» **Work item**
Nothing but the lines from the one with "Serialize everything readable" through the final line of the entries should appear in the answer, copied exactly and without pictures.

===

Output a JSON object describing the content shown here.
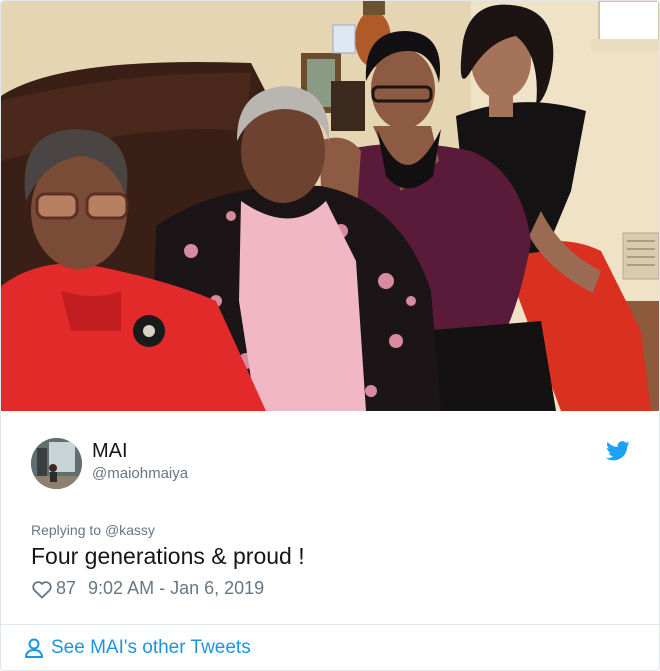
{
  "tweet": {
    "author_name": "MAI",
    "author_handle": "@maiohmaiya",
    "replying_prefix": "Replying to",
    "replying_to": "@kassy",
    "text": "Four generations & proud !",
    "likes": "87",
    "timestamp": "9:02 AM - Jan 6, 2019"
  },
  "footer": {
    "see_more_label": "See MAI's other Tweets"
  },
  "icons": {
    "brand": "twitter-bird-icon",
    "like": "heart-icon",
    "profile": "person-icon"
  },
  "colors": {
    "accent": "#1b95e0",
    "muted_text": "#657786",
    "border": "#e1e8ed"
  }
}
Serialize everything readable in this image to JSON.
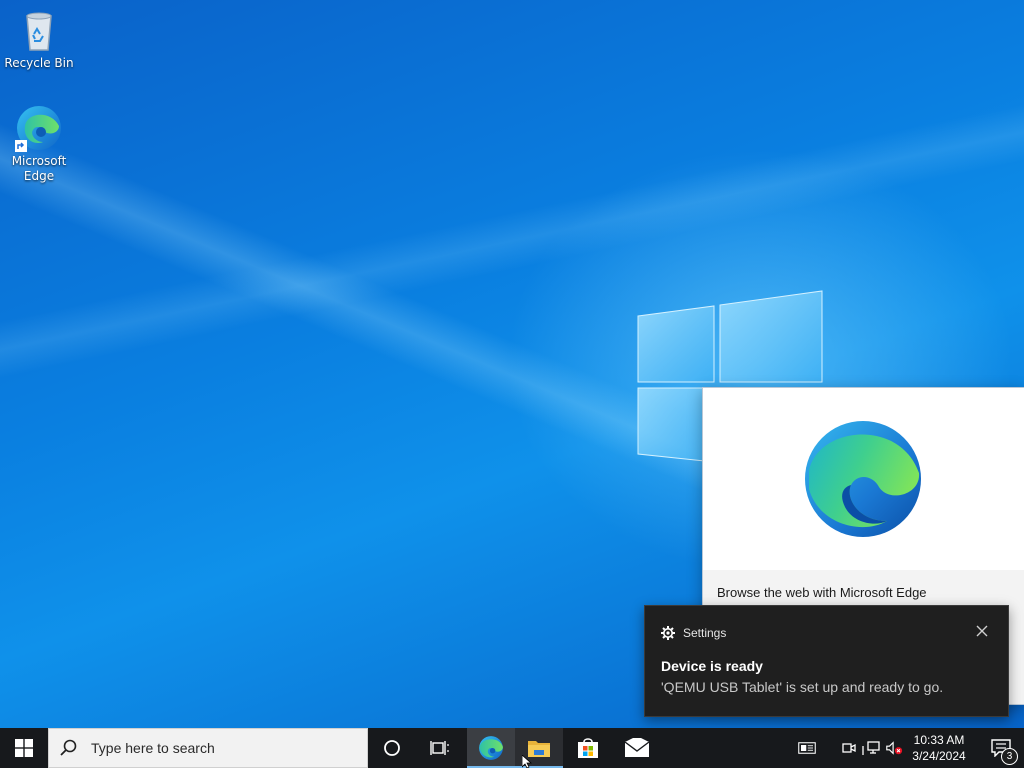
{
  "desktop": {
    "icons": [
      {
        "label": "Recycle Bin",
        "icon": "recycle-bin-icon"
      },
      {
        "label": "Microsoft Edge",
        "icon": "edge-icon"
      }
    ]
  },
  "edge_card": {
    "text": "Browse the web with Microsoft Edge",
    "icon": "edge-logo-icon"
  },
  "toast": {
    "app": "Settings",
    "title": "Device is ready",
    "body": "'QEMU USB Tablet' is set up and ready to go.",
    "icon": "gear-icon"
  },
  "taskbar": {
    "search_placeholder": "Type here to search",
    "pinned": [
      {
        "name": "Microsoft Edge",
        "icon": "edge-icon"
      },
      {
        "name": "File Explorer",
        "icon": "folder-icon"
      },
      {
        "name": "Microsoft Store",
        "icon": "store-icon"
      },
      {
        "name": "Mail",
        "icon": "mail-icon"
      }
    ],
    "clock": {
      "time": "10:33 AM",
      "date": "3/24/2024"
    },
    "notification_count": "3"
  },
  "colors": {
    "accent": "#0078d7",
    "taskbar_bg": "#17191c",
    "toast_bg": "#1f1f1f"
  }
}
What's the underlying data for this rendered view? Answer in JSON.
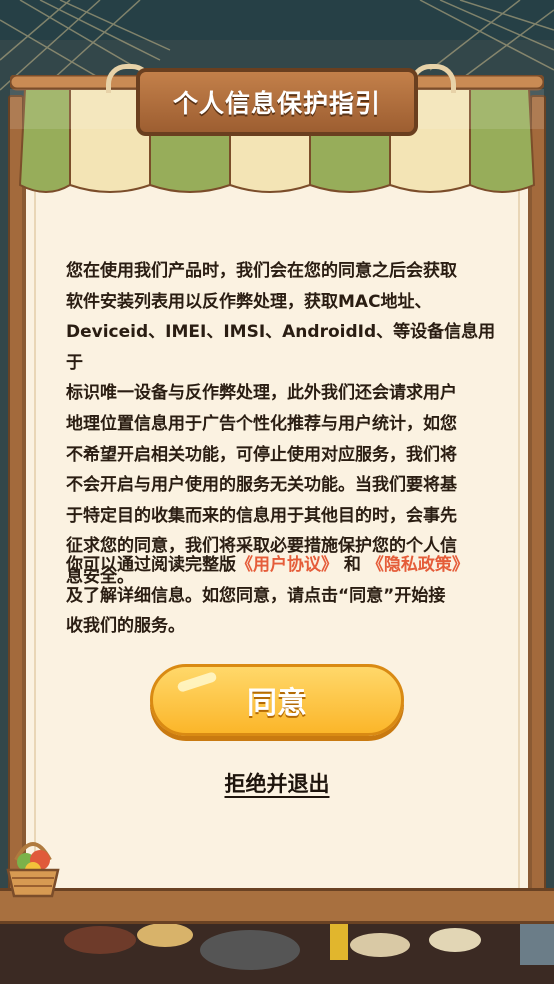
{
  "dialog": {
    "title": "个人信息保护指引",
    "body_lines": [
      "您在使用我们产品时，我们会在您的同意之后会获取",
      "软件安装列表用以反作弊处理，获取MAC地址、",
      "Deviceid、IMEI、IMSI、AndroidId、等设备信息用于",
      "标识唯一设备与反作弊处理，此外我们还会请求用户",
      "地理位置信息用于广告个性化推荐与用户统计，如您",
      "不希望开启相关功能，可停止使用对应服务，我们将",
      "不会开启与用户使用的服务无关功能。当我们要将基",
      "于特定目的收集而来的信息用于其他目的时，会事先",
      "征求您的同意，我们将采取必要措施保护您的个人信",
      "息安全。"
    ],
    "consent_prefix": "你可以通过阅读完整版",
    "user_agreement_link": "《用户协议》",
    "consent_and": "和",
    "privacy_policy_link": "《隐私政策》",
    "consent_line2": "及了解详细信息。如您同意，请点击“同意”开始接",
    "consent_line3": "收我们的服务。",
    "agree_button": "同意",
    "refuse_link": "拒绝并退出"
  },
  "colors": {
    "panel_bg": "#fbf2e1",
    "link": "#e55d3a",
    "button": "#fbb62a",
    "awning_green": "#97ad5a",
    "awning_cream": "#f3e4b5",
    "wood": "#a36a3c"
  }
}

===

» **Worked solution**
Serialize everything readable in this image to JSON.
{
  "desktop": {
    "icons": [
      {
        "label": "Recycle Bin",
        "icon": "recycle-bin-icon"
      },
      {
        "label": "Microsoft Edge",
        "icon": "edge-icon"
      }
    ]
  },
  "edge_card": {
    "text": "Browse the web with Microsoft Edge",
    "icon": "edge-logo-icon"
  },
  "toast": {
    "app": "Settings",
    "title": "Device is ready",
    "body": "'QEMU USB Tablet' is set up and ready to go.",
    "icon": "gear-icon"
  },
  "taskbar": {
    "search_placeholder": "Type here to search",
    "pinned": [
      {
        "name": "Microsoft Edge",
        "icon": "edge-icon"
      },
      {
        "name": "File Explorer",
        "icon": "folder-icon"
      },
      {
        "name": "Microsoft Store",
        "icon": "store-icon"
      },
      {
        "name": "Mail",
        "icon": "mail-icon"
      }
    ],
    "clock": {
      "time": "10:33 AM",
      "date": "3/24/2024"
    },
    "notification_count": "3"
  },
  "colors": {
    "accent": "#0078d7",
    "taskbar_bg": "#17191c",
    "toast_bg": "#1f1f1f"
  }
}
What's the underlying data for this rendered view? Answer in JSON.
{
  "dialog": {
    "title": "个人信息保护指引",
    "body_lines": [
      "您在使用我们产品时，我们会在您的同意之后会获取",
      "软件安装列表用以反作弊处理，获取MAC地址、",
      "Deviceid、IMEI、IMSI、AndroidId、等设备信息用于",
      "标识唯一设备与反作弊处理，此外我们还会请求用户",
      "地理位置信息用于广告个性化推荐与用户统计，如您",
      "不希望开启相关功能，可停止使用对应服务，我们将",
      "不会开启与用户使用的服务无关功能。当我们要将基",
      "于特定目的收集而来的信息用于其他目的时，会事先",
      "征求您的同意，我们将采取必要措施保护您的个人信",
      "息安全。"
    ],
    "consent_prefix": "你可以通过阅读完整版",
    "user_agreement_link": "《用户协议》",
    "consent_and": "和",
    "privacy_policy_link": "《隐私政策》",
    "consent_line2": "及了解详细信息。如您同意，请点击“同意”开始接",
    "consent_line3": "收我们的服务。",
    "agree_button": "同意",
    "refuse_link": "拒绝并退出"
  },
  "colors": {
    "panel_bg": "#fbf2e1",
    "link": "#e55d3a",
    "button": "#fbb62a",
    "awning_green": "#97ad5a",
    "awning_cream": "#f3e4b5",
    "wood": "#a36a3c"
  }
}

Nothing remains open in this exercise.